Doctor of Nursing Practice
Dr. Elizabeth Burckardt
Dr. Steven Peterson
Dr. Melanie Hardin-Pierce
Dr. Sheila Melander
Purpose: The purpose was to: (i) conduct a retrospective electronic medical record review to evaluate current practice related to mobility, (ii) determine the association between current mobility practice patterns and characteristics specific to the patient population, and (iii) make recommendations for the implementation of an evidence-based progressive early mobility protocol for non-surgical mechanically ventilated patients.
Population: Non-surgical, ventilated patients in the Intensive Care Unit (ICU)
Inclusion Criteria: Ventilated patients at least 18 years old who have been ventilated for at least 48 hours and did not have major surgery lasting more than one hour at any point during their hospital stay from January 1, 2015- December 31, 2015.
Design and Methods: A retrospective electronic medical record review was conducted (n=100) in a large local hospital over a one-year time span.
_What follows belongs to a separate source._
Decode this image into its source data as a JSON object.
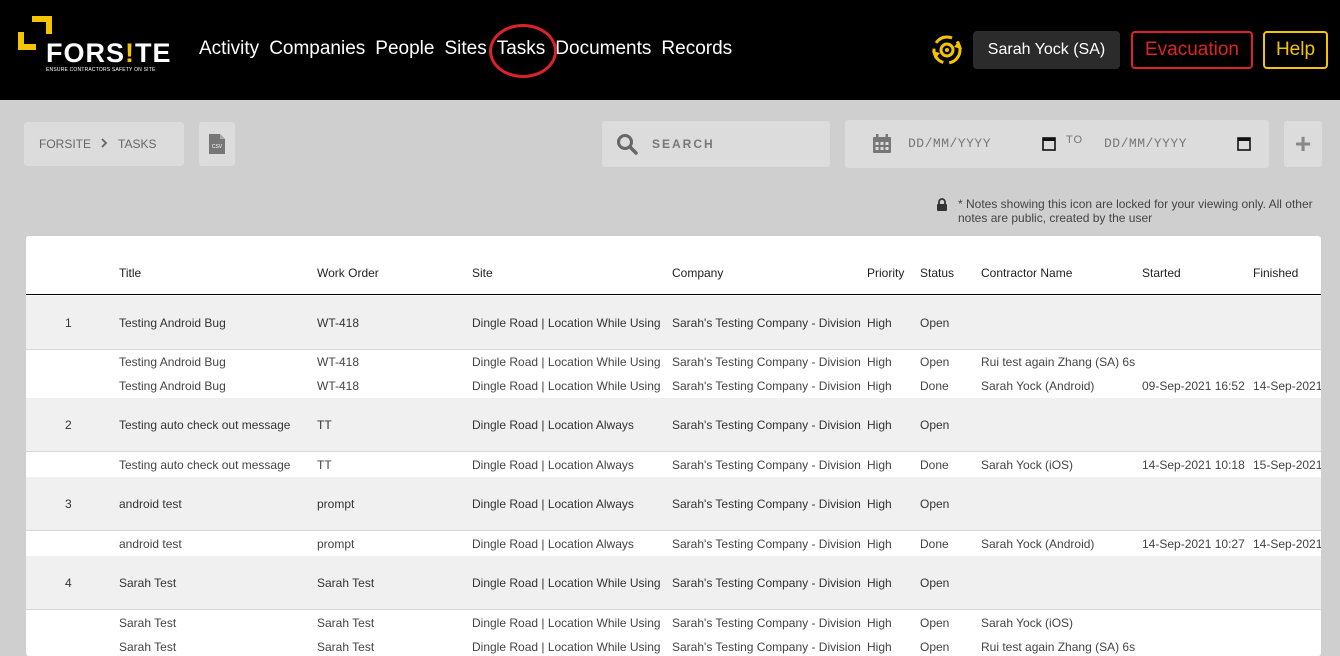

Electronic medical records were randomly selected, and were audited for the following variables: admission diagnosis, comorbidities, age, ethnicity, sex, ventilator days, invasive catheters, use of vasoactive or inotropic medications, physical therapy (PT) intervention, occupational therapy (OT) intervention, range of motion (ROM), sitting on the side of the bed, standing on the side of the bed, ambulation, RASS, CAM-ICU, ICU length of stay (LOS), hospital LOS, and discharge disposition. Descriptive statistics were used.
Results: No statistically significant relationships between the current mobility practices and characteristics specific to the patient population were found. The data revealed a low incidence of all mobility variables ICU admission. This study resulted in a recommendation for a development and implementation of a progressive early mobility program for ventilated patients in the ICU.
Morgan, Catharine A., "Review of Current Mobility Practice in Non-Surgical Mechanically Ventilated Intensive Care Unit Patients" (2016). DNP Projects. 115.